What to do: Your answer should be the entire listing, printed exactly.

Information shown:
* * *

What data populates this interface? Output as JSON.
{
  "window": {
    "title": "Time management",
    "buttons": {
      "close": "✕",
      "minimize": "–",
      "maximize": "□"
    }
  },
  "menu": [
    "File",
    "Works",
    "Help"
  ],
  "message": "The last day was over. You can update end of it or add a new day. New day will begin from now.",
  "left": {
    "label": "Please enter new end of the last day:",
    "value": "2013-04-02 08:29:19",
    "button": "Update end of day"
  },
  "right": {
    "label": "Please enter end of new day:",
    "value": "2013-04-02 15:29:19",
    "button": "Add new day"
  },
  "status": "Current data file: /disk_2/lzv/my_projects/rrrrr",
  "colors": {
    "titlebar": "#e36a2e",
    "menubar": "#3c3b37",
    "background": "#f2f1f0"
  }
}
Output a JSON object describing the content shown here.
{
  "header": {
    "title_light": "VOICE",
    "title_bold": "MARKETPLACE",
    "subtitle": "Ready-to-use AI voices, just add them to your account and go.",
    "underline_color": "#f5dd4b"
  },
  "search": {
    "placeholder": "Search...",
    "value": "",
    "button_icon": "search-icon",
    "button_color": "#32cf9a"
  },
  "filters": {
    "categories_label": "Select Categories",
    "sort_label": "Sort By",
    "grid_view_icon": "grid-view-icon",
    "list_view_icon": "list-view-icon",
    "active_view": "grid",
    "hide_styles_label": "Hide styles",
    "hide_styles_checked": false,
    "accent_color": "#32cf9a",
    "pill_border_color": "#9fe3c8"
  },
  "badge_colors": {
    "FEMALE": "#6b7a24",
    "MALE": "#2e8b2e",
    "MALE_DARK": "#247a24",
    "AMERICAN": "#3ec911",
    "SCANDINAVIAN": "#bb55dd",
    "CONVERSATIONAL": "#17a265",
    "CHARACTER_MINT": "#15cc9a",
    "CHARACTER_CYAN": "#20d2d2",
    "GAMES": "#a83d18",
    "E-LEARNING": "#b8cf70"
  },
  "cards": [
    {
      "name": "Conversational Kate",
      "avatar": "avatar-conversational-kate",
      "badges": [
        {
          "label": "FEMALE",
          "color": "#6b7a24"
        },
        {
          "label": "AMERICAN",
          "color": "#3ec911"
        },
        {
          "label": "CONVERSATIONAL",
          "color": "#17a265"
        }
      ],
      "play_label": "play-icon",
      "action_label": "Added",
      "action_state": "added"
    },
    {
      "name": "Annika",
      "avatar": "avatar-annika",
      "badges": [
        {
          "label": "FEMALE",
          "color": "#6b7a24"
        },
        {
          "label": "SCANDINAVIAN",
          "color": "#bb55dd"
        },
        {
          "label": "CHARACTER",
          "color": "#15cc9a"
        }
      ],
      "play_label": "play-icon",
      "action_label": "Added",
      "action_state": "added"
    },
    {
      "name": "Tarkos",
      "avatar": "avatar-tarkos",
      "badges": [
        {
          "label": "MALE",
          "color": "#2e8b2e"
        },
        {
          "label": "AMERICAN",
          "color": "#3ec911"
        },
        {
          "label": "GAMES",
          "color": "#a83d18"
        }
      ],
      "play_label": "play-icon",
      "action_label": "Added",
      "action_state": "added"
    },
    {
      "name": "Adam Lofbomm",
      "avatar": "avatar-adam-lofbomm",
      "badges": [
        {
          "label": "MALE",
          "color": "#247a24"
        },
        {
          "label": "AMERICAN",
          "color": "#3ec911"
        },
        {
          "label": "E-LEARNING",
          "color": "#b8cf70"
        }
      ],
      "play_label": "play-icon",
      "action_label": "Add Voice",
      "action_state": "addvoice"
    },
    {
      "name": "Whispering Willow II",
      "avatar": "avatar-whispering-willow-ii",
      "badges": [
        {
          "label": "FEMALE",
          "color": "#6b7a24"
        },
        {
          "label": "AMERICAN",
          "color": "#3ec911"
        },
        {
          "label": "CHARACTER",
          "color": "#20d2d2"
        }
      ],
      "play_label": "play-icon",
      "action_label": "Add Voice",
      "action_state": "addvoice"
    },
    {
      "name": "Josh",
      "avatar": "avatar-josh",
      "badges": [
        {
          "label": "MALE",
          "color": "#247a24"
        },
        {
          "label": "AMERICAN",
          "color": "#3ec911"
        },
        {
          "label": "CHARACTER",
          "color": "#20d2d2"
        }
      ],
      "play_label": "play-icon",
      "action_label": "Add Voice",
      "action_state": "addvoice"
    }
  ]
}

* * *

Solution to the exercise:
What data populates this interface? Output as JSON.
{
  "window": {
    "title": "Time management",
    "buttons": {
      "close": "✕",
      "minimize": "–",
      "maximize": "□"
    }
  },
  "menu": [
    "File",
    "Works",
    "Help"
  ],
  "message": "The last day was over. You can update end of it or add a new day. New day will begin from now.",
  "left": {
    "label": "Please enter new end of the last day:",
    "value": "2013-04-02 08:29:19",
    "button": "Update end of day"
  },
  "right": {
    "label": "Please enter end of new day:",
    "value": "2013-04-02 15:29:19",
    "button": "Add new day"
  },
  "status": "Current data file: /disk_2/lzv/my_projects/rrrrr",
  "colors": {
    "titlebar": "#e36a2e",
    "menubar": "#3c3b37",
    "background": "#f2f1f0"
  }
}
Output a JSON object describing the content shown here.
{
  "header": {
    "title_light": "VOICE",
    "title_bold": "MARKETPLACE",
    "subtitle": "Ready-to-use AI voices, just add them to your account and go.",
    "underline_color": "#f5dd4b"
  },
  "search": {
    "placeholder": "Search...",
    "value": "",
    "button_icon": "search-icon",
    "button_color": "#32cf9a"
  },
  "filters": {
    "categories_label": "Select Categories",
    "sort_label": "Sort By",
    "grid_view_icon": "grid-view-icon",
    "list_view_icon": "list-view-icon",
    "active_view": "grid",
    "hide_styles_label": "Hide styles",
    "hide_styles_checked": false,
    "accent_color": "#32cf9a",
    "pill_border_color": "#9fe3c8"
  },
  "badge_colors": {
    "FEMALE": "#6b7a24",
    "MALE": "#2e8b2e",
    "MALE_DARK": "#247a24",
    "AMERICAN": "#3ec911",
    "SCANDINAVIAN": "#bb55dd",
    "CONVERSATIONAL": "#17a265",
    "CHARACTER_MINT": "#15cc9a",
    "CHARACTER_CYAN": "#20d2d2",
    "GAMES": "#a83d18",
    "E-LEARNING": "#b8cf70"
  },
  "cards": [
    {
      "name": "Conversational Kate",
      "avatar": "avatar-conversational-kate",
      "badges": [
        {
          "label": "FEMALE",
          "color": "#6b7a24"
        },
        {
          "label": "AMERICAN",
          "color": "#3ec911"
        },
        {
          "label": "CONVERSATIONAL",
          "color": "#17a265"
        }
      ],
      "play_label": "play-icon",
      "action_label": "Added",
      "action_state": "added"
    },
    {
      "name": "Annika",
      "avatar": "avatar-annika",
      "badges": [
        {
          "label": "FEMALE",
          "color": "#6b7a24"
        },
        {
          "label": "SCANDINAVIAN",
          "color": "#bb55dd"
        },
        {
          "label": "CHARACTER",
          "color": "#15cc9a"
        }
      ],
      "play_label": "play-icon",
      "action_label": "Added",
      "action_state": "added"
    },
    {
      "name": "Tarkos",
      "avatar": "avatar-tarkos",
      "badges": [
        {
          "label": "MALE",
          "color": "#2e8b2e"
        },
        {
          "label": "AMERICAN",
          "color": "#3ec911"
        },
        {
          "label": "GAMES",
          "color": "#a83d18"
        }
      ],
      "play_label": "play-icon",
      "action_label": "Added",
      "action_state": "added"
    },
    {
      "name": "Adam Lofbomm",
      "avatar": "avatar-adam-lofbomm",
      "badges": [
        {
          "label": "MALE",
          "color": "#247a24"
        },
        {
          "label": "AMERICAN",
          "color": "#3ec911"
        },
        {
          "label": "E-LEARNING",
          "color": "#b8cf70"
        }
      ],
      "play_label": "play-icon",
      "action_label": "Add Voice",
      "action_state": "addvoice"
    },
    {
      "name": "Whispering Willow II",
      "avatar": "avatar-whispering-willow-ii",
      "badges": [
        {
          "label": "FEMALE",
          "color": "#6b7a24"
        },
        {
          "label": "AMERICAN",
          "color": "#3ec911"
        },
        {
          "label": "CHARACTER",
          "color": "#20d2d2"
        }
      ],
      "play_label": "play-icon",
      "action_label": "Add Voice",
      "action_state": "addvoice"
    },
    {
      "name": "Josh",
      "avatar": "avatar-josh",
      "badges": [
        {
          "label": "MALE",
          "color": "#247a24"
        },
        {
          "label": "AMERICAN",
          "color": "#3ec911"
        },
        {
          "label": "CHARACTER",
          "color": "#20d2d2"
        }
      ],
      "play_label": "play-icon",
      "action_label": "Add Voice",
      "action_state": "addvoice"
    }
  ]
}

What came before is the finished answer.